The engagement of the patristic tradition as the common heritage of the presently divided church is now regarded an important task of ecumenical theology, and several prominent modern ecumenists have had academic backgrounds in patristics. The developments in Roman Catholic theology represented by the Second Vatican Council were informed by a renewal of patristic scholarship, especially in French circles, and a remarkable number of young evangelical scholars are seeking to retrieve the patristic tradition in order to supply their own churches with the resources they need to meet the challenges of postmodernity. The concurrence of these ecclesial motivations for patristic study with the application of sociological and other theoretical methods to the period by historians has made patristics the most rapidly growing field of Christian historical studies today.

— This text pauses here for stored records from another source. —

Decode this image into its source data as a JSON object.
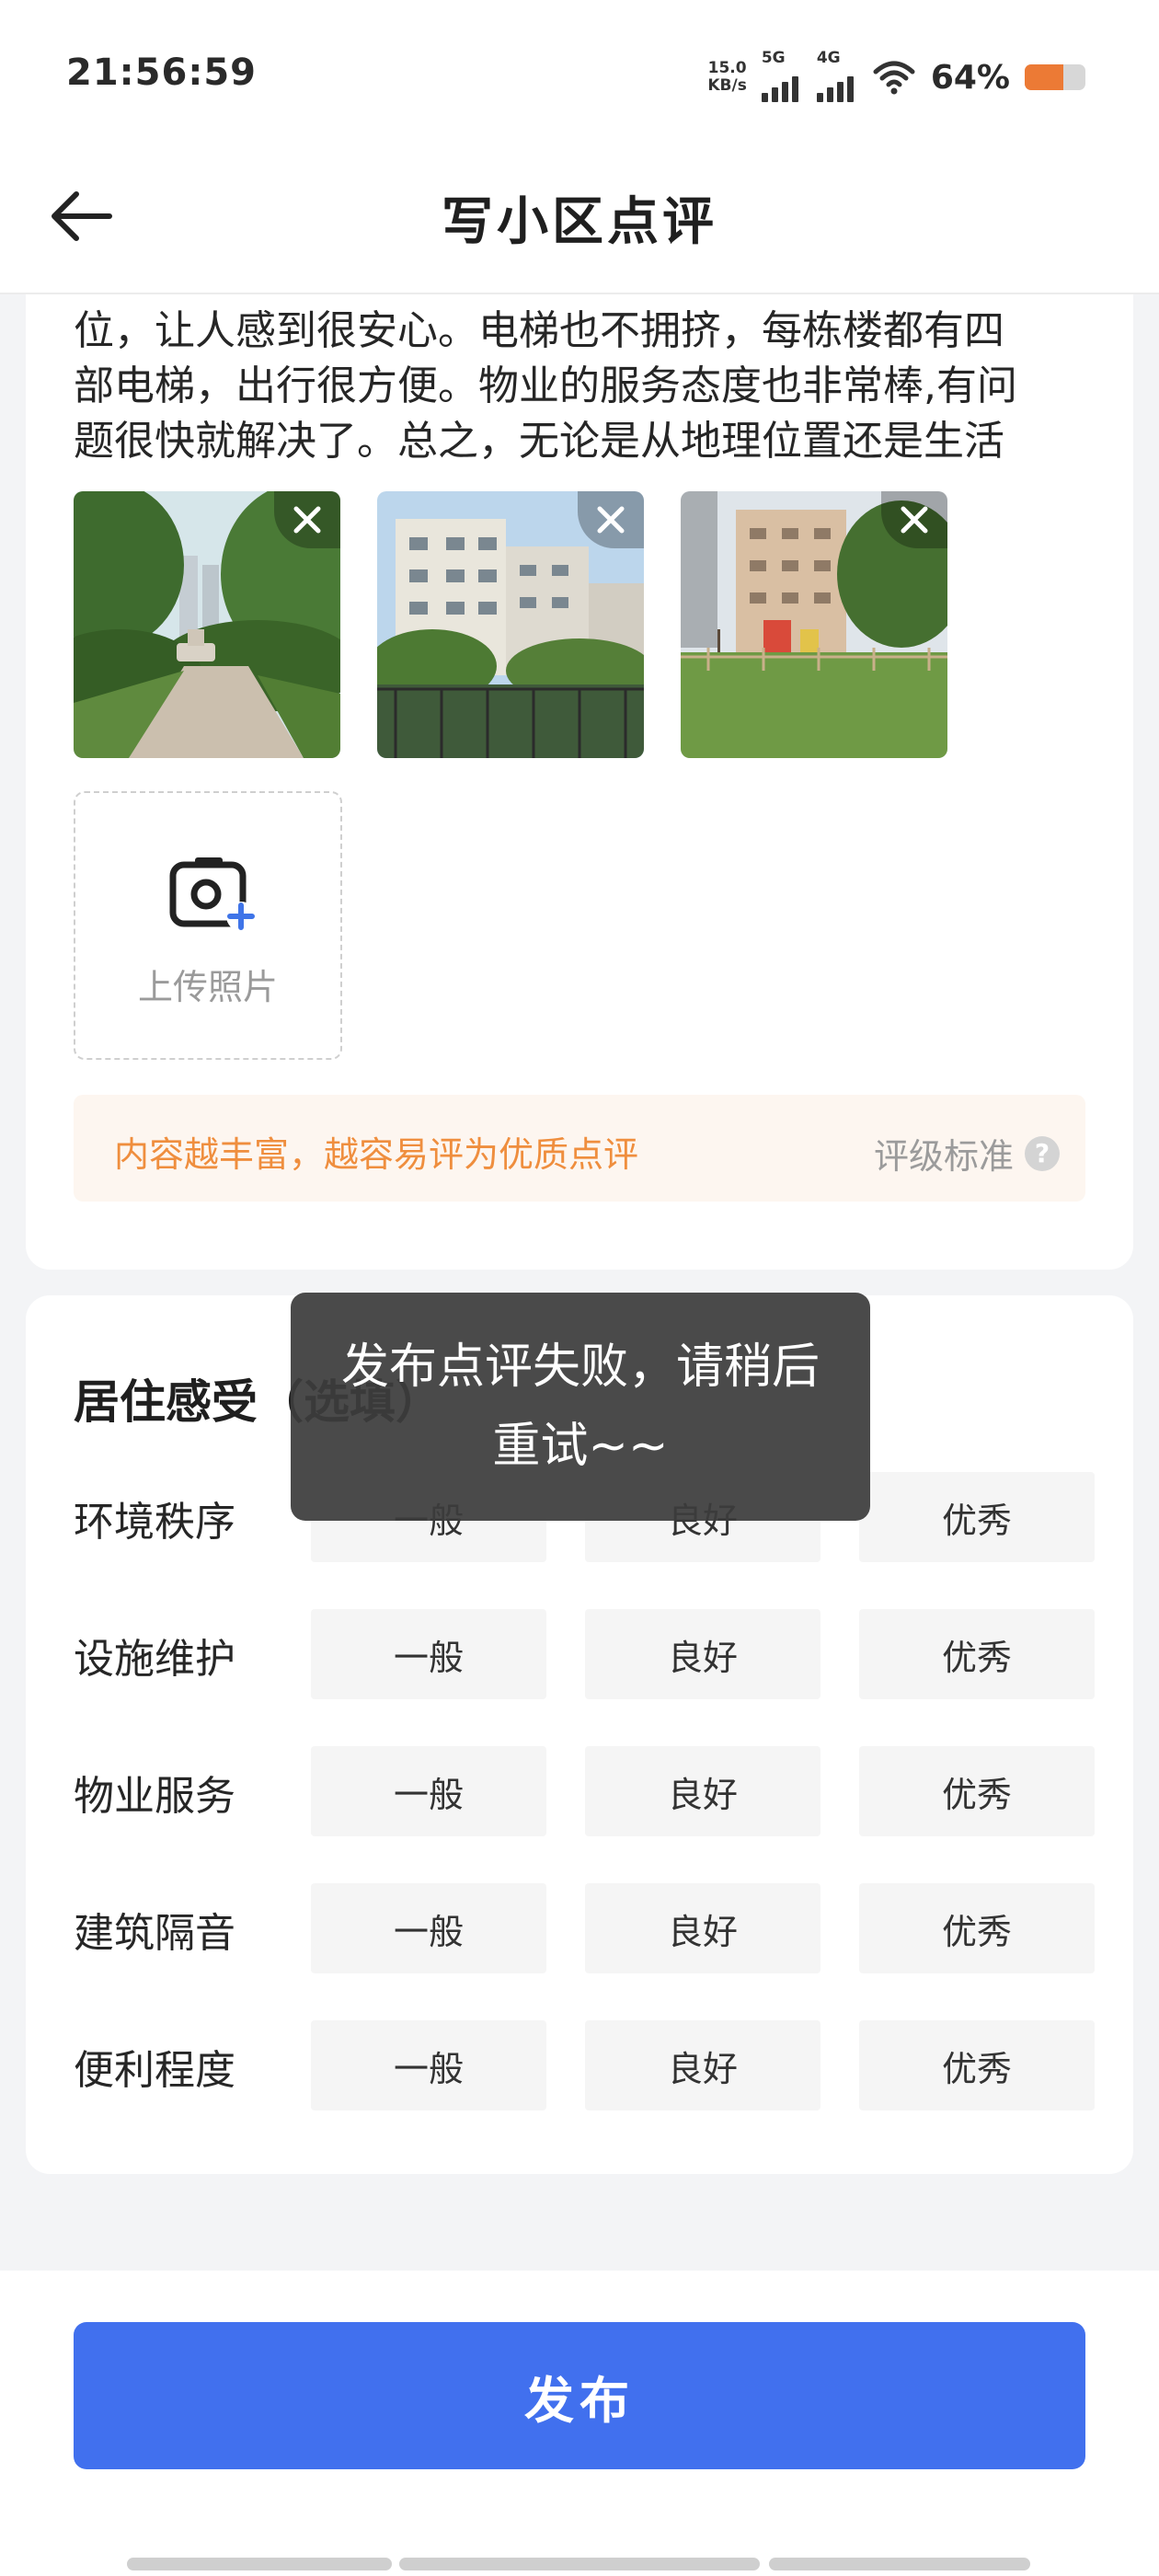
{
  "status_bar": {
    "time": "21:56:59",
    "net_speed_value": "15.0",
    "net_speed_unit": "KB/s",
    "signal_1_label": "5G",
    "signal_2_label": "4G",
    "battery": "64%",
    "battery_level": 0.64,
    "battery_color": "#ec7a35"
  },
  "header": {
    "back_icon": "arrow-left-icon",
    "title": "写小区点评"
  },
  "review": {
    "text": "位，让人感到很安心。电梯也不拥挤，每栋楼都有四\n部电梯，出行很方便。物业的服务态度也非常棒,有问\n题很快就解决了。总之，无论是从地理位置还是生活",
    "photos": [
      {
        "subject": "garden walkway with fountain",
        "remove_icon": "close-icon"
      },
      {
        "subject": "apartment buildings with pond",
        "remove_icon": "close-icon"
      },
      {
        "subject": "lawn and playground by high-rise",
        "remove_icon": "close-icon"
      }
    ],
    "upload_label": "上传照片",
    "upload_icon": "camera-plus-icon"
  },
  "tip": {
    "text": "内容越丰富，越容易评为优质点评",
    "link": "评级标准",
    "help_icon": "question-circle-icon",
    "text_color": "#ef8e3e"
  },
  "rating": {
    "title": "居住感受（选填）",
    "rows": [
      {
        "label": "环境秩序",
        "options": [
          "一般",
          "良好",
          "优秀"
        ]
      },
      {
        "label": "设施维护",
        "options": [
          "一般",
          "良好",
          "优秀"
        ]
      },
      {
        "label": "物业服务",
        "options": [
          "一般",
          "良好",
          "优秀"
        ]
      },
      {
        "label": "建筑隔音",
        "options": [
          "一般",
          "良好",
          "优秀"
        ]
      },
      {
        "label": "便利程度",
        "options": [
          "一般",
          "良好",
          "优秀"
        ]
      }
    ]
  },
  "toast": {
    "message": "发布点评失败，请稍后重试~~"
  },
  "footer": {
    "publish_label": "发布",
    "accent": "#4170ee"
  }
}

SEE ALSO: Augustine, Saint; Cranmer, Thomas; Gregory I, (Gregory the Great); Gregory Palamas, Saint (1296-1359); Harnack, Adolph von; St. John Damascene; Oecolampadius, Johannes; Reformation; Walls, Andrew
Introduction “Patristics” is the study of a period which begins as the first generation of Jesus's followers passed away and the “apostolic age” ende
Here the patristic period is taken to span the time from the NT to the early fifth century. John Chrysostom in the East and Augustine in the West lef
A relatively modern term deriving from the Latin Patres, or “Fathers.” It was also known as patrology up to the mid-20th century, though this latter